An Efficacy and Safety Study of Topiramate in the Treatment of Alcohol Dependence
The purpose of this study is to evaluate the safety and effectiveness of topiramate compared to placebo in patients with alcohol dependence.
|Study Design:||Allocation: Randomized
Endpoint Classification: Safety/Efficacy Study
Intervention Model: Parallel Assignment
Primary Purpose: Treatment
|Official Title:||A Multicenter, Randomized, Double-Blind, Placebo-Controlled, Flexible Dose Study to Assess the Safety and Efficacy of Topiramate in the Treatment of Alcohol Dependence|
- The change in percentage of heavy drinking days (5 or more standard drinking units per day for men and 4 or more standard drinking units per day for women) from baseline at 12 weeks or final visit.

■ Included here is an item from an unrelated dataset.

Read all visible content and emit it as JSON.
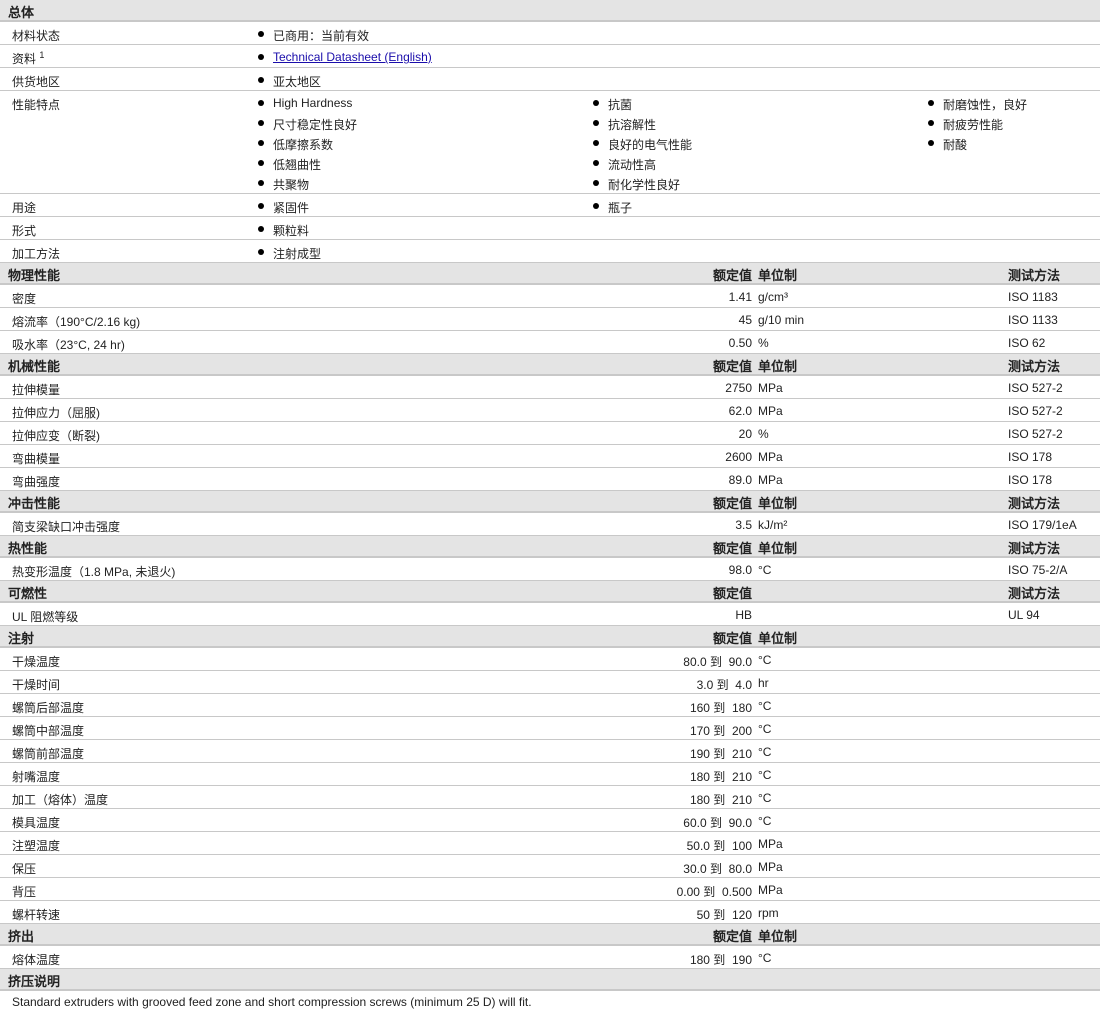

- The change in each of the following: drinks/drinking day, drinks/day, percent days abstinent, Clinical Institute Withdrawal Assessment for Alcohol-revised, compared to baseline at 12 weeks or final visit.
|Study Start Date:||March 2004|
|Study Completion Date:||August 2006|
The impact of alcoholism can be reduced through effective treatments, which may include medical, psychological, and social interventions. The main goals of alcohol-dependence treatment are to assist patients in avoiding alcohol, developing better strategies for managing stress, and improving self-esteem and quality of life. Studies have demonstrated that treatments for alcohol use disorders can be effective, but their effectiveness is often limited. Although the optimal goal of treatment should be total abstinence, even patients who are unable to achieve this goal may still benefit from treatments leading to a reduction in drinking. Medications are commonly used in other addictive disorders, such as nicotine and opioid dependence, suggesting that this intervention could be useful in the treatment of alcohol dependence. This is a randomized, double-blind, flexible dose study to determine if topiramate, a prescription medication approved by the Food & Drug Administration for the treatment of epilepsy and the prevention of migraine, administered at a dose of 300mg per day or the subject's maximum tolerated dose, is safe and effective compared with placebo in patients with alcohol dependence. The study hypothesis is that topiramate will be more effective than placebo in reducing the percentage of heavy drinking days (5 or more standard drinks per day for men and 4 or more standard drinks per day for women) in patients with alcohol dependence. The patients will receive topiramate tablets (25mg and/or 100mg) or matching placebo. Study medication is taken in increasing doses starting at 25 mg/day up to 300 mg per day (or maximum tolerated dose) during the first 6 weeks and the achieved dose is maintained for an additional 8 weeks.
Please refer to this study by its ClinicalTrials.gov identifier: NCT00210925
|Study Director:||Johnson & Johnson Pharmaceutical Research & Development, L.L. C. Clinical Trial||Johnson & Johnson Pharmaceutical Research & Development, L.L.C.|